This is interesting to me. Especially noticeable when I complete a painting, I see how my mind’s eye supplies what it assumes is there. Like say I don’t get the ear just right, my mind adjusts what I see to fit with what I have seen or seem to know of how an ear should look. Does that make sense?
With writing, while you give plenty of details in describing person, place, circumstance, you also don’t want to have to spoonfeed your reader. You want to trust that you’ve lead them far enough down the path that they can then fill in that which you, as the writer, haven’t directly stated.
Does this holding back make for more interesting writing and art? The secrets that underlie our protagonist’s behavior–the intrigue–do they ever have to be fully revealed and disclosed to your reader or viewer? Maybe yes, maybe no.

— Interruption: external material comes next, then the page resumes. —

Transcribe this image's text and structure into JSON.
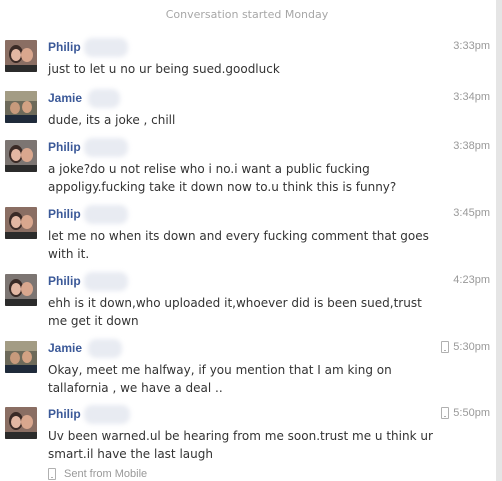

Think of some films that you’ve seen or books that you’ve read. In the film, Cast Away, what is the significance of Tom Hanks meeting the woman at the crossroads? Are we supposed to just get it? Are we going to be left with the question? Don’t filmmakers who are planning future sequels leave us with unanswered questions? In writing a novel, doesn’t the writer end each chapter with an intrigue of some sort, thereby building suspense and forward impetus?
I’m thinking that we can supply enough to satisfy our readers or viewers and then leave something to the imagination. We then maintain an aura of enough mystery to let our reader conjecture.
The critique has been that with films especially, we take away the imagination of the viewer. We want to encourage that imagination, don’t we? How many Hollywood films do you recall that tie up all the loose ends by the conclusion of the film? I frequently appreciate a foreign film that leaves me with something to ponder.